The output value for the processing cell will be 29.5.

By giving negative weights to its neighbors, the filter accentuates the local detail by pulling out the differences or the boundaries between objects.

### Example 2

In the example below, the input raster has a sharp edge along the region where the values change from 5.0 to 9.0. The edge enhancement characteristic of the High option has detected the edge.

## Processing cells of NoData

The Ignore NoData in calculations option controls how NoData cells within the neighborhood window are handled. When this option is checked (the DATA option in Python), any cells in the neighborhood that are NoData will be ignored in the calculation of the output cell value. When unchecked (the NODATA option), if any cell in the neighborhood is NoData, the output cell will be NoData.

If the processing cell itself is NoData, with the Ignore NoData in calculations option selected, the output value for the cell will be calculated based on the other cells in the neighborhood that have a valid value. Of course, if all of the cells in the neighborhood are NoData, the output will be NoData, regardless of the setting for this parameter.

## References

Gonzalez, R. C., and P. Wintz. 1977. Digital Image Processing. Massachusetts: Addisonâ€“Wesley.

Hord, R. M. 1982. Digital Image Processing of Remotely Sensed Data. New York: Academic.

Moik, J. G. 1980. Digital Processing of Remotely Sensed Images. New York: Academic.

Richards, J. A. 1986. Remote Sensing Digital Image Analysis: An Introduction. Berlin: Springer-Verlag.
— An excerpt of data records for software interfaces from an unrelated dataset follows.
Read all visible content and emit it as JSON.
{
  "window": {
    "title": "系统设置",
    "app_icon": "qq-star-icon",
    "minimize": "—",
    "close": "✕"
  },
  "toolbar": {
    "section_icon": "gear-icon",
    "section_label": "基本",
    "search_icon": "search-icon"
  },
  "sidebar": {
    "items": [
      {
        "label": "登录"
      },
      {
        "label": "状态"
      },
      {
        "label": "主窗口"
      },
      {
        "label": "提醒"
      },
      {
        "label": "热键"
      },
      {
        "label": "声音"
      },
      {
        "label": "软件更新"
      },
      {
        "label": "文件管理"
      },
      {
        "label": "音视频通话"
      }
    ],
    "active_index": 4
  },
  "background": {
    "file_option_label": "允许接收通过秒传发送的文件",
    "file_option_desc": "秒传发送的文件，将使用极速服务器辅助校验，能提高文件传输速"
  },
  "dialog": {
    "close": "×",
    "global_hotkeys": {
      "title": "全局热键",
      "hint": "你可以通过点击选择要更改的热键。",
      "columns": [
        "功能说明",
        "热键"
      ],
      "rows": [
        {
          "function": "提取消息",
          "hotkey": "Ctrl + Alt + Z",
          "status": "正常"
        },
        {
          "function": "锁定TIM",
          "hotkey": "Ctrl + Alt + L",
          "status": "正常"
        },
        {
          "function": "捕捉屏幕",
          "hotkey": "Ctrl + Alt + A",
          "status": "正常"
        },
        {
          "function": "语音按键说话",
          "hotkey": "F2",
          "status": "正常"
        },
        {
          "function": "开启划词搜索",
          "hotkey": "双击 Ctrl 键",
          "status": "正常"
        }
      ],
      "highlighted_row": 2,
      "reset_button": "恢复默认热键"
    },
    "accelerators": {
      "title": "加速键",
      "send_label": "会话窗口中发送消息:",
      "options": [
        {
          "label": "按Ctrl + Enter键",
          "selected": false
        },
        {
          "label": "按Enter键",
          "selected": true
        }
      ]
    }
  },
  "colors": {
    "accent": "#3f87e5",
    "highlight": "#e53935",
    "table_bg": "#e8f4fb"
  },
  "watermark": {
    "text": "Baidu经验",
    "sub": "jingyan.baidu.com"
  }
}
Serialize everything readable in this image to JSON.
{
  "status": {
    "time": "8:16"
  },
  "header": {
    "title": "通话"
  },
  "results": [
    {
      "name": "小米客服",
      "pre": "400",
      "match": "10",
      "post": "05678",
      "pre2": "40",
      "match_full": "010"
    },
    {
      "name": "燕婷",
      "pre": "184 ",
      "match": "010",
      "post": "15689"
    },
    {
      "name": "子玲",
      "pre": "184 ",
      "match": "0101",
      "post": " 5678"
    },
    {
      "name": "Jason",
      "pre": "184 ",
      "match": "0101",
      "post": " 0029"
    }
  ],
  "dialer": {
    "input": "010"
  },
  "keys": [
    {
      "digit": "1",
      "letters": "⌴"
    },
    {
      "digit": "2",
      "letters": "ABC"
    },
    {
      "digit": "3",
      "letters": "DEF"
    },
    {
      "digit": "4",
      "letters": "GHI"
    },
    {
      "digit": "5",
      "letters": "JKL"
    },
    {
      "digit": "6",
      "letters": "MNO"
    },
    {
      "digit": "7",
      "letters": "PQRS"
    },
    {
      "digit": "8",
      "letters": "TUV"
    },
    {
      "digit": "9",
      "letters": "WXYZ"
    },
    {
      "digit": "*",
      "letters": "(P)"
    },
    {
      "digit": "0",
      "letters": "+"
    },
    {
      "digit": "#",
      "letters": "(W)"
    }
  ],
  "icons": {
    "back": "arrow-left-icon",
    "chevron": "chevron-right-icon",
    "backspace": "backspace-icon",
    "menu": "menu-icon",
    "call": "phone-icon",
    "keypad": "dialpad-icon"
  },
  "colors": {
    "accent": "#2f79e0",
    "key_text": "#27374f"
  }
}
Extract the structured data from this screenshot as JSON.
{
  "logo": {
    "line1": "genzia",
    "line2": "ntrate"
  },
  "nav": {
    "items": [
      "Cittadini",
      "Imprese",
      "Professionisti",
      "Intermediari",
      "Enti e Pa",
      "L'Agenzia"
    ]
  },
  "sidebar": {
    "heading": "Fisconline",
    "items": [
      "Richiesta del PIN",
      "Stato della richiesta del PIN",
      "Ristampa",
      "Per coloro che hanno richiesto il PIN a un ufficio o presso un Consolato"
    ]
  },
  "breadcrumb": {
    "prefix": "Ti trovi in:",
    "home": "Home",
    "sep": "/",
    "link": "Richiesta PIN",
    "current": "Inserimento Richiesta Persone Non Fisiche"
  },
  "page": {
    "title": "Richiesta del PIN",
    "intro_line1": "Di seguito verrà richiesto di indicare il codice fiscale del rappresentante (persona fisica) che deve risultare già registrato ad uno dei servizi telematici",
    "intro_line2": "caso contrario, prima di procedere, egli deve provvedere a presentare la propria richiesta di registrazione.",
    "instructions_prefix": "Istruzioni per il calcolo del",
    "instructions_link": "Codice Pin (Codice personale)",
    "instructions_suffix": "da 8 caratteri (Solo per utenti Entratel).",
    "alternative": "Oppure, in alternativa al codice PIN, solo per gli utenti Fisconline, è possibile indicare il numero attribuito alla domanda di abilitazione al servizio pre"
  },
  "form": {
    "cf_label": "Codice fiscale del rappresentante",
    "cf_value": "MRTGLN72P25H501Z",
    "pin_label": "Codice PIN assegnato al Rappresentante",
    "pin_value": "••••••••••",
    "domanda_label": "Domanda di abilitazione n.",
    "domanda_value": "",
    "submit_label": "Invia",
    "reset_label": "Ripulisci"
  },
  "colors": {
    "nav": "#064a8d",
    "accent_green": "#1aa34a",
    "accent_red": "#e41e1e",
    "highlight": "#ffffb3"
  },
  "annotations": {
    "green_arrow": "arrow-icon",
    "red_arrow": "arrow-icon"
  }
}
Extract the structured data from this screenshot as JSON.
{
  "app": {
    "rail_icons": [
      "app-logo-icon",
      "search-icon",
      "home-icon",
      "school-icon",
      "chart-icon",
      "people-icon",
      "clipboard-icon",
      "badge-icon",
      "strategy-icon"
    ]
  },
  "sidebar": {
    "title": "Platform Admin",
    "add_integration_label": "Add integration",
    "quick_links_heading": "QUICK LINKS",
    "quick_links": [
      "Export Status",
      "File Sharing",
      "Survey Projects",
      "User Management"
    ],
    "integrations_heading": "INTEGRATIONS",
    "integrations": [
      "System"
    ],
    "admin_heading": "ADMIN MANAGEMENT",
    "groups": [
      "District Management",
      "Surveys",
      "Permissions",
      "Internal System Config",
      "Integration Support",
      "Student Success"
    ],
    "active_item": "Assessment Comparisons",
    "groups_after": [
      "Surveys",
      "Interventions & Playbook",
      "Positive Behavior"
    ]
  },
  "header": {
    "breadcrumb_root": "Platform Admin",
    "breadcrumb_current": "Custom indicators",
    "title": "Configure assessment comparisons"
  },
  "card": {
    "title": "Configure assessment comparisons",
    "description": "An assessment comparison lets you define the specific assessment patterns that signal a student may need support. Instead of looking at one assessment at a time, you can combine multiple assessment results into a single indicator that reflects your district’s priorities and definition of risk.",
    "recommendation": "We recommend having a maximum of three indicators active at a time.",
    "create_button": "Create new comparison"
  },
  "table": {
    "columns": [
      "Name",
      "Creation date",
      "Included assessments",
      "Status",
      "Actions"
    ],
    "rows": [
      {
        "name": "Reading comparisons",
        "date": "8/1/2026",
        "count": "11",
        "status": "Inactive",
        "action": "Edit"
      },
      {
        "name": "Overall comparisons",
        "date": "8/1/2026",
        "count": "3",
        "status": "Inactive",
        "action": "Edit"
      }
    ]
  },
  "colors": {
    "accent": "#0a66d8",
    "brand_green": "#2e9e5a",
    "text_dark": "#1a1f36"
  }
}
Rosenfeld, A. 1978. Image Processing and Recognition, Technical Report 664. University of Maryland Computer Vision Laboratory.